A rocky start to climbing
Thursday, August 14, 2008
28141 Diehl Road
18120 Harwood Ave.
North Wall Rock Climbing Gym
824 S. Main St.
Chris Claytor has been rock climbing for years, so when he and his wife Kelly had kids, it was only natural that their children join them on their adventures. Caitlin, 13, began climbing as soon as she was old enough to fit into a child’s harness, with Colin, 7, joining in later.
"We started them off on indoor facilities, where the risk is pretty well managed," says Chris, of Mt. Prospect. "It’s a fairly safe sport as adventure sports go."
With rock climbing’s popularity rising along with new walls at local gyms and schools, more families are turning to this sport as a healthy way to spend time together. "It’s really a sport for anybody and kids can start climbing pretty soon after they start walking," says Scott Williams, facility manager for Vertical Endeavors in Warrenville. "Once we can get them to fit into a full-body children’s harness, they can start scampering up the wall."
To get started, Williams recommends finding a facility devoted strictly to climbing. These gyms generally have automatic belaying systems that retract the rope automatically and gently let climbers down to the ground if they slip or get tired and let go.
"If a facility has automatic belay systems, families can get introduced as a whole and can climb next to each other," Williams says. But even before families strap themselves into harnesses, Williams says they should ask questions and get information about the facility’s climbing program.

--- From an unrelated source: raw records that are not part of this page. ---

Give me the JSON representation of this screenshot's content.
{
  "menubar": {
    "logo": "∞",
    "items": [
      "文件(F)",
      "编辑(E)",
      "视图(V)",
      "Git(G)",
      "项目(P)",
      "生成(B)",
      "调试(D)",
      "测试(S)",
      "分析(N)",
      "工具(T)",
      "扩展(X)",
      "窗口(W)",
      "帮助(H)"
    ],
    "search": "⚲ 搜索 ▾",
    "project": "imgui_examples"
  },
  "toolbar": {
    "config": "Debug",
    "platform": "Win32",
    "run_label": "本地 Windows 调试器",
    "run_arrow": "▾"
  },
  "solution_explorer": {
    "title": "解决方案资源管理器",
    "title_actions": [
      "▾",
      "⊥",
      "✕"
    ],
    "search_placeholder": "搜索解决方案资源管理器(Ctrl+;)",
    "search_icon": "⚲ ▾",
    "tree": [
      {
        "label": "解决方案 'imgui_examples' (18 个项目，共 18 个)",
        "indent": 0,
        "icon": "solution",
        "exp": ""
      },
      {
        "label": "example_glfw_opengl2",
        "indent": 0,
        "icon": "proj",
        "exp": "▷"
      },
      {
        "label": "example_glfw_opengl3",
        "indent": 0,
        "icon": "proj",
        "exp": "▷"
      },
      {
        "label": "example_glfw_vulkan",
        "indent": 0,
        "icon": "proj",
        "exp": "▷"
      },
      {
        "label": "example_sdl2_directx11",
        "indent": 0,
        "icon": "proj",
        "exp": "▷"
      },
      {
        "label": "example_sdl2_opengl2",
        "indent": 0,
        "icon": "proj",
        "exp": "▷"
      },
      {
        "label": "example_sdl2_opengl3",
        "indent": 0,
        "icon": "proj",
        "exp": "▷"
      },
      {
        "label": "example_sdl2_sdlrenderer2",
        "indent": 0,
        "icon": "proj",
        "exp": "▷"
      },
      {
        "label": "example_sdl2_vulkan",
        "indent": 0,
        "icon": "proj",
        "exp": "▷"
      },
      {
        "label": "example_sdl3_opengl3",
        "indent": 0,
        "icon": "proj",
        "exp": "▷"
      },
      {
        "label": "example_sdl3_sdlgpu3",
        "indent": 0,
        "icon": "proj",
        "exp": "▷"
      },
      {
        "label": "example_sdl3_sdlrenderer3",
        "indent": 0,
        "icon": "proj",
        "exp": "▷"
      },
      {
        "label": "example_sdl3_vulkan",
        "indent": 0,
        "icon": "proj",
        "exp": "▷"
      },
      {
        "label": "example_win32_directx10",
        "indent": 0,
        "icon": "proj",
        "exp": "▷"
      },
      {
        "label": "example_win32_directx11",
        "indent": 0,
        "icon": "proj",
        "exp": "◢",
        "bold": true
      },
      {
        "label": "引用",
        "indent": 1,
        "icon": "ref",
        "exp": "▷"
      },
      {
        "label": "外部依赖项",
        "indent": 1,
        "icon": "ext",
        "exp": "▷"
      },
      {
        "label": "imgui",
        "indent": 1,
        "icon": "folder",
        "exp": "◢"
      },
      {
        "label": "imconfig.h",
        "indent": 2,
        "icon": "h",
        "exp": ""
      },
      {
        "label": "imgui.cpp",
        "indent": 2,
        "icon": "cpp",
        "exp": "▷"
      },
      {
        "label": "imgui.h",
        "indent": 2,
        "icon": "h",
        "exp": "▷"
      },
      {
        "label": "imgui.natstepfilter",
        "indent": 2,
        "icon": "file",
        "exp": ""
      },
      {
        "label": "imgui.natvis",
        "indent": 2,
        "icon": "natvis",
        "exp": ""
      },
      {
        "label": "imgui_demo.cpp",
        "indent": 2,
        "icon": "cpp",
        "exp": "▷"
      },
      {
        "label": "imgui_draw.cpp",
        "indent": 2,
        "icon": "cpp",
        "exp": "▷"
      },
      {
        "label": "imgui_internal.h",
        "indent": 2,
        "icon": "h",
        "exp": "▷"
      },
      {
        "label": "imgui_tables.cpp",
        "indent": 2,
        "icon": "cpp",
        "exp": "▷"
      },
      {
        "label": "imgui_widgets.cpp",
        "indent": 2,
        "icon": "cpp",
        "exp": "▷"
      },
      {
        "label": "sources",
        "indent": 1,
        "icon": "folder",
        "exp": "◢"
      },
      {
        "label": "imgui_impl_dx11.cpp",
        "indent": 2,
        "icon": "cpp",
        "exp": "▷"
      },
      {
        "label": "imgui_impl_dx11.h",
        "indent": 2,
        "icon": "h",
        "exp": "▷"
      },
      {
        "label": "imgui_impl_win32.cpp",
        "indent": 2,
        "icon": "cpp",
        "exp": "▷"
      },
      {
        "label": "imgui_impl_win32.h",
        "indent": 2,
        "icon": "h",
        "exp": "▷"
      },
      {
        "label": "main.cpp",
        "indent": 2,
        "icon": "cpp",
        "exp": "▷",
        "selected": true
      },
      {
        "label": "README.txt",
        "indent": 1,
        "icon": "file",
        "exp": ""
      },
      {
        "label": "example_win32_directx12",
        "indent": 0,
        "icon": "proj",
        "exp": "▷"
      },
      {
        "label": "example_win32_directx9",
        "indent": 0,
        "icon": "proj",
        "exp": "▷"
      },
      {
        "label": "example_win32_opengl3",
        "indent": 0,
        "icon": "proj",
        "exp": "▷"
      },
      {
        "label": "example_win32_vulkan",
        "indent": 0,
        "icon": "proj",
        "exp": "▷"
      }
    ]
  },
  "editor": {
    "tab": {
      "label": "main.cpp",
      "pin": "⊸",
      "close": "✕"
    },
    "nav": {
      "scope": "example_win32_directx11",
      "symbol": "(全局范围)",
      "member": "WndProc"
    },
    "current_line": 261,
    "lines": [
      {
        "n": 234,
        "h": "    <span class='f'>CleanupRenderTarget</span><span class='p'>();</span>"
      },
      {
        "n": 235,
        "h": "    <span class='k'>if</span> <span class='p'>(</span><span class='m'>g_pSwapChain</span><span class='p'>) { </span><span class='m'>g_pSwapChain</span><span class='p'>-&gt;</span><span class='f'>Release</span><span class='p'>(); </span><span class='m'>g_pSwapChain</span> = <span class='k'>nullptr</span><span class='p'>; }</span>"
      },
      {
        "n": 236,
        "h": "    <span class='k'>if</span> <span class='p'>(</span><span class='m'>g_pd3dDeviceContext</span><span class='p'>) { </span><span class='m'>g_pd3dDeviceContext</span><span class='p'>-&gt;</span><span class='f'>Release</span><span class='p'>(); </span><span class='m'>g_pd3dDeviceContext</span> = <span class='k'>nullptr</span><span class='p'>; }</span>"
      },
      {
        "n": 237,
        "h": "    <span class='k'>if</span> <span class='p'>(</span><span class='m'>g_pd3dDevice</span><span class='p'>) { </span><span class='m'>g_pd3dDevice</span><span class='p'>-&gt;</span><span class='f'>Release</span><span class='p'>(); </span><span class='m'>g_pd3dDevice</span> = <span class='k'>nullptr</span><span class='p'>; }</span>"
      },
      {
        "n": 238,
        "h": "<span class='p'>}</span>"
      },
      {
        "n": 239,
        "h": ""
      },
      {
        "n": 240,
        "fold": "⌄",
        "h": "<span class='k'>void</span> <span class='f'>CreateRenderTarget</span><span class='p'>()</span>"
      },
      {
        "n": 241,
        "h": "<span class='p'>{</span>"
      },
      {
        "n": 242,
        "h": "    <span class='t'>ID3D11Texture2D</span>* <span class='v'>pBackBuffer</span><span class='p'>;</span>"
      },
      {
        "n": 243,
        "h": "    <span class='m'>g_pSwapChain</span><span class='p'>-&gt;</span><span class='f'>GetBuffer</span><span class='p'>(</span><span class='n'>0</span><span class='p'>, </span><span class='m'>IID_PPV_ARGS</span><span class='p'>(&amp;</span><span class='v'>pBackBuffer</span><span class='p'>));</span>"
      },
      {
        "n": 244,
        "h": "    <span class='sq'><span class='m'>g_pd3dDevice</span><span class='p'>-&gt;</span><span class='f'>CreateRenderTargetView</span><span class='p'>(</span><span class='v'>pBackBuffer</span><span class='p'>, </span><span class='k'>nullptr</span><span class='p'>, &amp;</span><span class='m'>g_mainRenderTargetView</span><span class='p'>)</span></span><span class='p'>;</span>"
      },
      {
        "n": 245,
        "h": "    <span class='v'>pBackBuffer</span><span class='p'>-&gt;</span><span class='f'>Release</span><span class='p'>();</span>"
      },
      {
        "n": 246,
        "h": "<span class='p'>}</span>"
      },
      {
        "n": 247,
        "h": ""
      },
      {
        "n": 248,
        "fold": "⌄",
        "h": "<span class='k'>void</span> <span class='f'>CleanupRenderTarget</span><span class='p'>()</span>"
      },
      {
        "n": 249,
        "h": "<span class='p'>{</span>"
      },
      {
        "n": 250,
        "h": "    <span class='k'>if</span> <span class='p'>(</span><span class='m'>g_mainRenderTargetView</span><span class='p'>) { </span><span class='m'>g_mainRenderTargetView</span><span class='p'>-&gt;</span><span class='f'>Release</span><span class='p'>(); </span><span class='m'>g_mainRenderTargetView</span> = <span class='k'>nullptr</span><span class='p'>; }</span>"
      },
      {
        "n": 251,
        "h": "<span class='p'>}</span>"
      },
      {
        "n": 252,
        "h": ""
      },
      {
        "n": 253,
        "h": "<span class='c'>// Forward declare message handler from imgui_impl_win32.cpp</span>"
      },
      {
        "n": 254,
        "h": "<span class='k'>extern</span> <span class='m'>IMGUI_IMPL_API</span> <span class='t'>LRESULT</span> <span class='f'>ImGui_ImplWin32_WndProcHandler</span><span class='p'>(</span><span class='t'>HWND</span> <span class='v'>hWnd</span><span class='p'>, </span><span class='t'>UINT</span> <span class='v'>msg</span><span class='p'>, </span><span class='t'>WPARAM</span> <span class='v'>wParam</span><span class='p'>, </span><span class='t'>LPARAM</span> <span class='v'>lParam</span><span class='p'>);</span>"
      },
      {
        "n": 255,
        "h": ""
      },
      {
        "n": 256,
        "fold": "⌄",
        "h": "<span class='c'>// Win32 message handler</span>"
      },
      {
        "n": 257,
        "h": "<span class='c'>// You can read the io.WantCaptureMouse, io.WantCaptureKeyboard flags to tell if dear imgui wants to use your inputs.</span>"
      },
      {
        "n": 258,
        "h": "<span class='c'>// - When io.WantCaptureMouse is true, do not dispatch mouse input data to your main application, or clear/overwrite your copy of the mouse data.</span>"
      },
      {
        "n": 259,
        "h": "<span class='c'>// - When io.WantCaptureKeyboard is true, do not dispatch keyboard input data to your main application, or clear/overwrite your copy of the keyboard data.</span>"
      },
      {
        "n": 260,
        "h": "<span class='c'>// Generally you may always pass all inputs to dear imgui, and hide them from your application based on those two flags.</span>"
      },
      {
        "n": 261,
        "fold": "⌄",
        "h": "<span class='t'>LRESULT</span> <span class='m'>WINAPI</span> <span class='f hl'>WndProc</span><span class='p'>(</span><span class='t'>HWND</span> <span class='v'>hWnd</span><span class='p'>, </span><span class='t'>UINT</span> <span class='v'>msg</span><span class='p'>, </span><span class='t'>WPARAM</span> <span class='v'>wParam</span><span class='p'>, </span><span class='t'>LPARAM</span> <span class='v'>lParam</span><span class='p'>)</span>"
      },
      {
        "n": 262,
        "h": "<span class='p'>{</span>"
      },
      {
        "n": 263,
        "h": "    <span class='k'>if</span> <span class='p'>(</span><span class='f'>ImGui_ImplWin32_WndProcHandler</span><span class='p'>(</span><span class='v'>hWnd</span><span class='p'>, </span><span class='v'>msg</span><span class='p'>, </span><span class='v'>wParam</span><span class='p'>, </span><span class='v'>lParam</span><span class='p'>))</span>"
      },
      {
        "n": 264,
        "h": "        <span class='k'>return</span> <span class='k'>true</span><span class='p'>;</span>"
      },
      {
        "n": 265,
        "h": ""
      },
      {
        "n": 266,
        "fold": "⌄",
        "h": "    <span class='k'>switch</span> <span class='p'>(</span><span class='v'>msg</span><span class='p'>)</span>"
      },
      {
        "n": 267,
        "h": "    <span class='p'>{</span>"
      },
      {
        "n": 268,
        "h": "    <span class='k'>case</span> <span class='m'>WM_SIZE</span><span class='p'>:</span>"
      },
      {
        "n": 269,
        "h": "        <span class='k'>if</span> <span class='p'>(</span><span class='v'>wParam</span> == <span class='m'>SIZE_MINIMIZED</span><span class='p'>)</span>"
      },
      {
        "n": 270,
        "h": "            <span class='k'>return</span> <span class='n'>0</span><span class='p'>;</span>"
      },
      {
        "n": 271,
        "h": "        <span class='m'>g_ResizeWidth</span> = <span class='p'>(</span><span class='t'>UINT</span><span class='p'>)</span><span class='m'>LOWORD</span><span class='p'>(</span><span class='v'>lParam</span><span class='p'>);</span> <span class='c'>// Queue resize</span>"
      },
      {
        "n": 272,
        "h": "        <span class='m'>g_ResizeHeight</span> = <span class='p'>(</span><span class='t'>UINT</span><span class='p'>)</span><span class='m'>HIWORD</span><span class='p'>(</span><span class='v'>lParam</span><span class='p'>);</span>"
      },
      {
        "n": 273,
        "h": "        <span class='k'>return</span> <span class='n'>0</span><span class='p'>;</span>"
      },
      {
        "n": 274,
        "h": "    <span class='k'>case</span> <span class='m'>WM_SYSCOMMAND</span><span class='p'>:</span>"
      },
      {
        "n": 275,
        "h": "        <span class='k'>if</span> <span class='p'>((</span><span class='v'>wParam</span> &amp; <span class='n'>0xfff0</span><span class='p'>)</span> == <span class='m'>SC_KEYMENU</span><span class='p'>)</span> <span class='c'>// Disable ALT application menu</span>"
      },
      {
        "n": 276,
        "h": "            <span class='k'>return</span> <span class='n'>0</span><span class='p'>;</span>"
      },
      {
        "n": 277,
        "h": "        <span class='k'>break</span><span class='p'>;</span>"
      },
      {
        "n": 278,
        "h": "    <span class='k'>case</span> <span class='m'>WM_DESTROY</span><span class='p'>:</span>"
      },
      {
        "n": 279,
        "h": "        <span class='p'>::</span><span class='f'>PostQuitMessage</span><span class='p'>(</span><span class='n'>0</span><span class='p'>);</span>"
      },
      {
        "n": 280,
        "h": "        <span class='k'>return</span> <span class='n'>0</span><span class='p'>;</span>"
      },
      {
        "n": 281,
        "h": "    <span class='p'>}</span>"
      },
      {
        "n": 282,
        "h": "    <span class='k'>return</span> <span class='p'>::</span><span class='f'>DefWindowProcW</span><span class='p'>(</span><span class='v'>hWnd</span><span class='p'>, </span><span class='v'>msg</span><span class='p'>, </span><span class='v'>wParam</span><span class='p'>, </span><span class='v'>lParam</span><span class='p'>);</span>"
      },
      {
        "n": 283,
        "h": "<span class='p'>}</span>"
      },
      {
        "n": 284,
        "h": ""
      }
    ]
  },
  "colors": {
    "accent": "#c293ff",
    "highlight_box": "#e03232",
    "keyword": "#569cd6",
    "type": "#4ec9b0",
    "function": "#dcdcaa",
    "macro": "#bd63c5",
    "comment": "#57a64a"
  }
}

"If you don’t feel comfortable after speaking or investigating, then that’s someplace you don’t want to invest in," Williams says. "Climbing is inherently a dangerous sport, so to control the environment and minimize the risk, you have to put some faith in the facility. If they’re top notch, they should be able to prove it."
Climbing generally runs about $15, with rental gear another $5-$10 per person.
"It’s not going to cost any more than taking your family to a movie," Williams says. "You can have a fun, family-based physical alternative. We’re a little bit more fun and adventurous than bowling."